# Trigonometric system and orthogonality I'm having trouble understanding the 2nd line. So, just looking at the 3rd line (4.9), I can see that this is true, ie, each term in the series will $$= 1$$ if $$j=k$$ by orthogonality of the trig system, and summing that N times gives N if $$j = k$$, but all terms 0 if $$j \neq k$$

But then, using the partial sum equation in line 2, if $$j = k$$, the partial sum is $$\frac{0}{0}$$?

## 3 Answers

In the given proof, there were two minor omissions, which may have been the source of your doubts about the proof.

First omission . . .

The line in the proof which started with $$\text{For}\;\,0\le j\le N-1\;\text{. . .} \qquad\qquad\qquad\;$$ should have been $$\text{For}\;\,0\le j,k\le N-1\;\text{. . .} \qquad\qquad\;\;\;\;\;$$

Second omission . . .

Let $$N$$ be a positive integer, and let $$r\in\mathbb{C}$$.

The stated formula should have been $$\sum_{n=0}^{N-1}r^n = \begin{cases} {\Large{\frac{1-r^N}{1-r}}}&&\text{if}\;r\ne 1\\[4pt] N&&\text{if}\;r=1\\ \end{cases} \qquad\;\;\;$$ With those corrections, let $$r=e^{2i\pi(j-k)/N} \qquad\qquad\qquad\qquad\qquad$$ Then for the case $$j=k$$, we have $$r=1$$, so the identity $$\sum_{n=0}^{N-1}\left[e^{2i\pi(j-k)/N}\right]^n=N \qquad\qquad\qquad\;\;\;$$ is immediate.

For the case $$j\ne k$$, since $$0\le j,k\le N-1$$, it follows that $$2\pi(j-k)/N$$ is not an integer multiple of $$2\pi$$.

Hence $$r\ne 1$$, so \begin{align*} &\sum_{n=0}^{N-1}\left[e^{2i\pi(j-k)/N}\right]^n\\[4pt] =&\sum_{n=0}^{N-1}r^n\\[4pt] =&\frac{1-r^N}{1-r}\\[4pt] =&\;0\;\;\;\text{[since r^N=e^{2i\pi(j-k)}=1, and 1-r\ne 0]}\\[4pt] \end{align*}

Well large part of the issue seems that the first line is completly false. The identity does not hold when r=1 and also does not seem to hold when r is negative. Since this is a proof such information about r should be contained in hypothesis, and in that case the case of j=k has to be treated separately.

• huh ok, weird.. – MinYoung Kim Jul 12 at 10:20

You have to handle the case $$j=k$$ separately. It is obvious that the sum is $$N$$ when $$j=k$$ because each term is just $$1$$.

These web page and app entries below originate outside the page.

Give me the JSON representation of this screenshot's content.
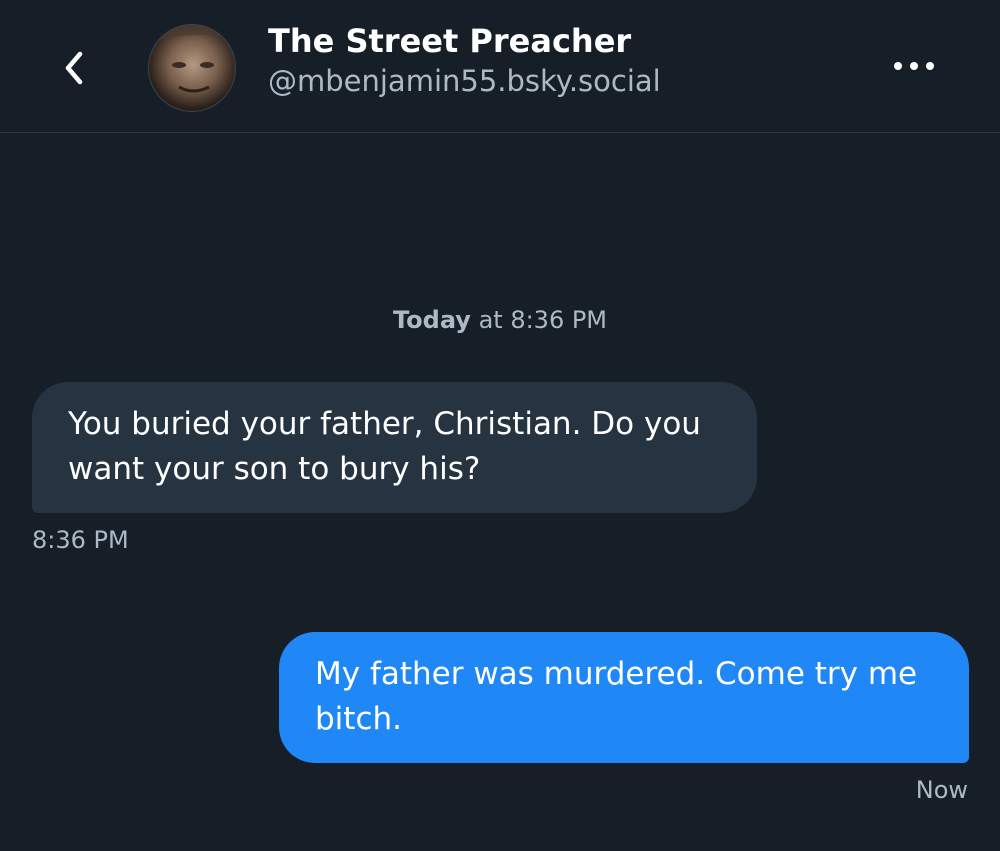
{
  "header": {
    "back_icon": "chevron-left-icon",
    "display_name": "The Street Preacher",
    "handle": "@mbenjamin55.bsky.social",
    "more_icon": "ellipsis-horizontal-icon"
  },
  "day_separator": {
    "day": "Today",
    "rest": " at 8:36 PM"
  },
  "messages": [
    {
      "direction": "incoming",
      "text": "You buried your father, Christian. Do you want your son to bury his?",
      "time": "8:36 PM"
    },
    {
      "direction": "outgoing",
      "text": "My father was murdered. Come try me bitch.",
      "time": "Now"
    }
  ],
  "colors": {
    "background": "#161e27",
    "incoming_bubble": "#263341",
    "outgoing_bubble": "#1f88f6",
    "secondary_text": "#aeb9c6"
  }
}
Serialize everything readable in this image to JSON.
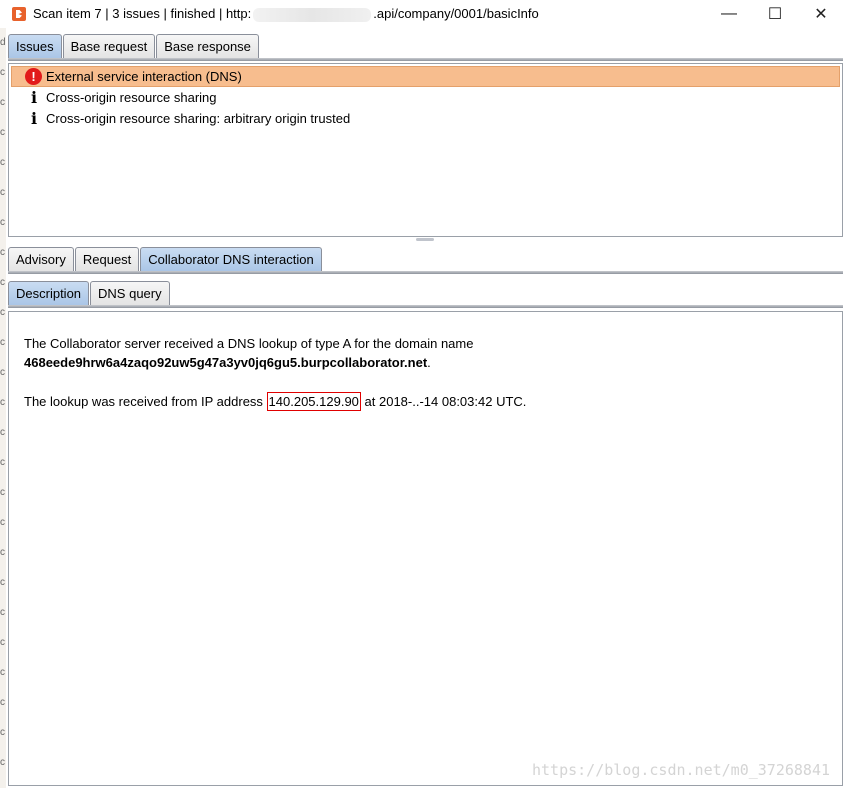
{
  "window": {
    "title_prefix": "Scan item 7 | 3 issues | finished | http:",
    "title_suffix": ".api/company/0001/basicInfo",
    "minimize": "—",
    "maximize": "☐",
    "close": "✕"
  },
  "top_tabs": [
    "Issues",
    "Base request",
    "Base response"
  ],
  "issues": [
    {
      "label": "External service interaction (DNS)",
      "icon": "error-icon",
      "selected": true
    },
    {
      "label": "Cross-origin resource sharing",
      "icon": "info-icon",
      "selected": false
    },
    {
      "label": "Cross-origin resource sharing: arbitrary origin trusted",
      "icon": "info-icon",
      "selected": false
    }
  ],
  "detail_tabs": [
    "Advisory",
    "Request",
    "Collaborator DNS interaction"
  ],
  "sub_tabs": [
    "Description",
    "DNS query"
  ],
  "description": {
    "line1": "The Collaborator server received a DNS lookup of type A for the domain name",
    "domain": "468eede9hrw6a4zaqo92uw5g47a3yv0jq6gu5.burpcollaborator.net",
    "domain_suffix": ".",
    "line3_prefix": "The lookup was received from IP address ",
    "ip": "140.205.129.90",
    "line3_suffix": " at 2018-..-14 08:03:42 UTC."
  },
  "watermark": "https://blog.csdn.net/m0_37268841",
  "colors": {
    "selected_row": "#f7bd8e",
    "active_tab": "#b5cfec",
    "error_icon": "#e21a1a",
    "ip_highlight_border": "#e00000"
  }
}
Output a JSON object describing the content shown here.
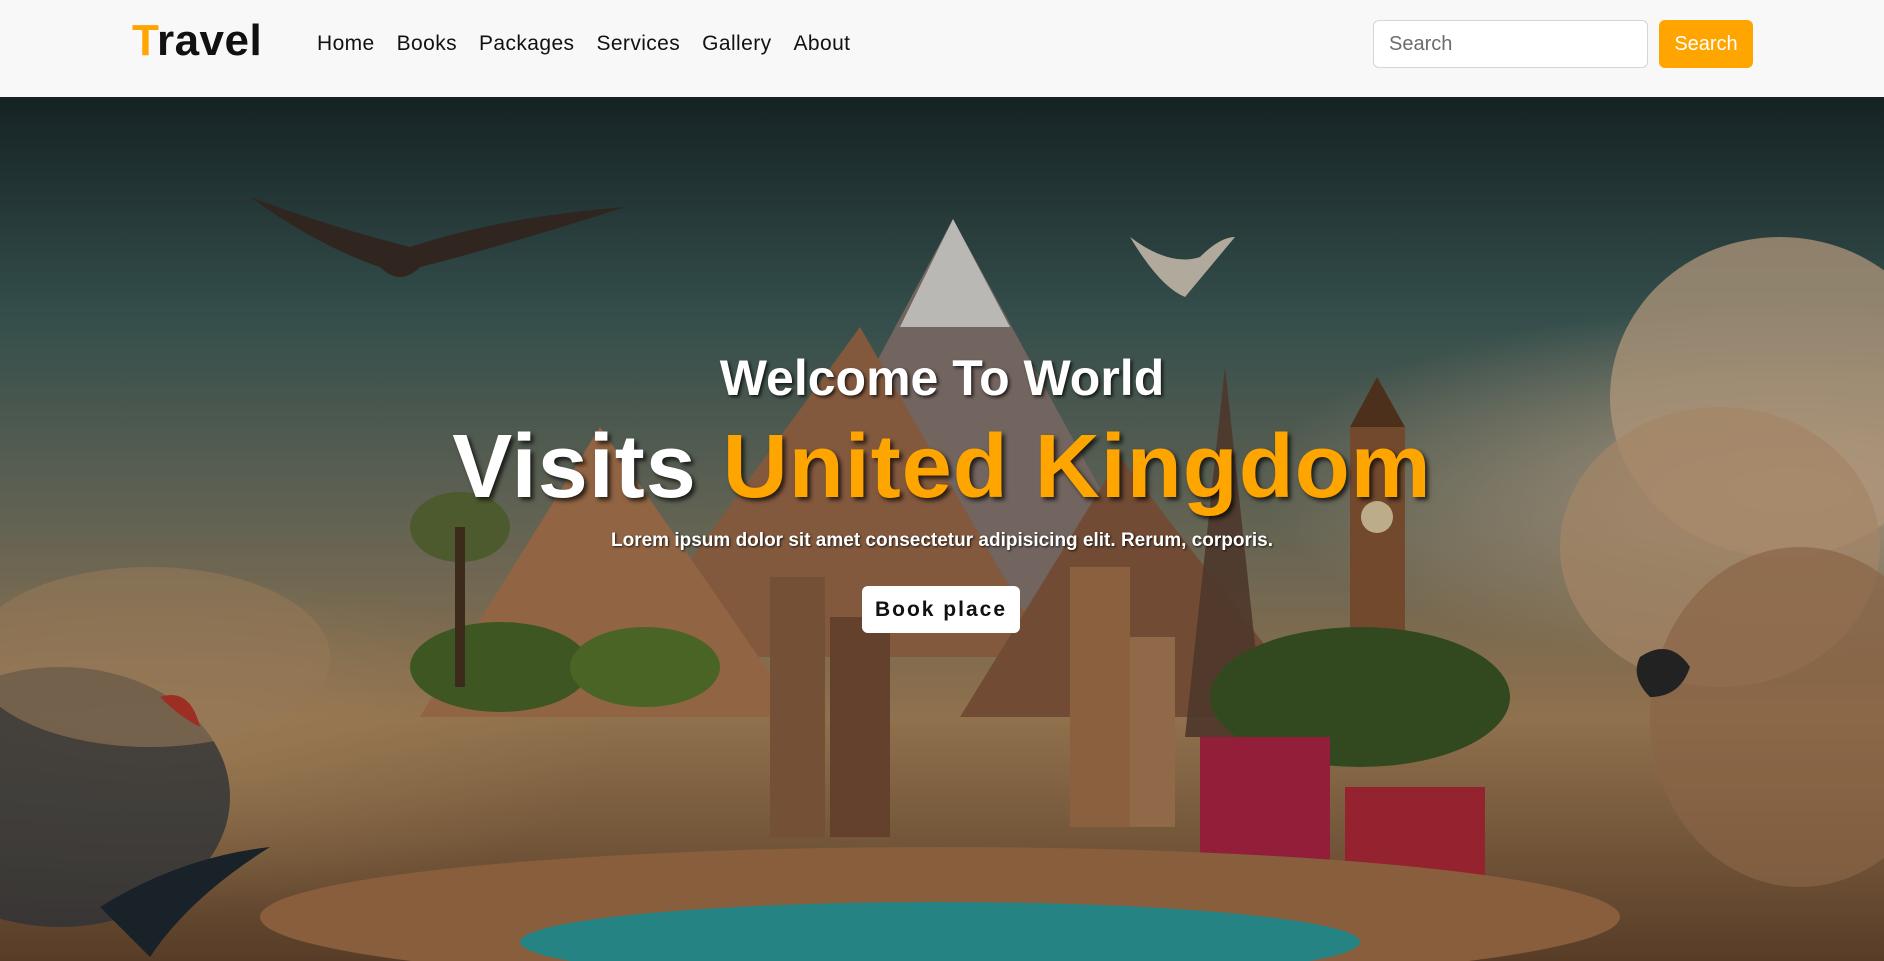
{
  "brand": {
    "first_letter": "T",
    "rest": "ravel"
  },
  "nav": {
    "items": [
      {
        "label": "Home"
      },
      {
        "label": "Books"
      },
      {
        "label": "Packages"
      },
      {
        "label": "Services"
      },
      {
        "label": "Gallery"
      },
      {
        "label": "About"
      }
    ]
  },
  "search": {
    "placeholder": "Search",
    "value": "",
    "button_label": "Search"
  },
  "hero": {
    "subtitle": "Welcome To World",
    "headline_prefix": "Visits ",
    "headline_accent": "United Kingdom",
    "description": "Lorem ipsum dolor sit amet consectetur adipisicing elit. Rerum, corporis.",
    "cta_label": "Book place"
  },
  "colors": {
    "accent": "#ffa500",
    "navbar_bg": "#f8f8f8"
  }
}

The line just above (4.9) is not valid when $$j=k$$.

• For the partial sum equation in line 2, if $j = k$, we get $\frac{1-e^0}{1-e^0} = \frac{0}{0}$. But clearly that is not correct? – MinYoung Kim Jul 12 at 9:59
• What I am saying is for $j=k$ prove (4.9) without referring to previous line. Just see what LHS is. – Kavi Rama Murthy Jul 12 at 10:05
• I get that just looking at (4.9) with $j=k$, we get sum = N. But if we use equation in line 2, we don't get it. My question is why is there a discrepancy? – MinYoung Kim Jul 12 at 10:08
• Equation in line 2 is not valid when $r=k$. Division by $0$ is not allowed in Mathematics. So there is a mistake in that line. – Kavi Rama Murthy Jul 12 at 10:11
• oh ok. so equation 2 is just a "general" form, but when we are considering j =k, it's not applicable because we divide by zero. – MinYoung Kim Jul 12 at 10:12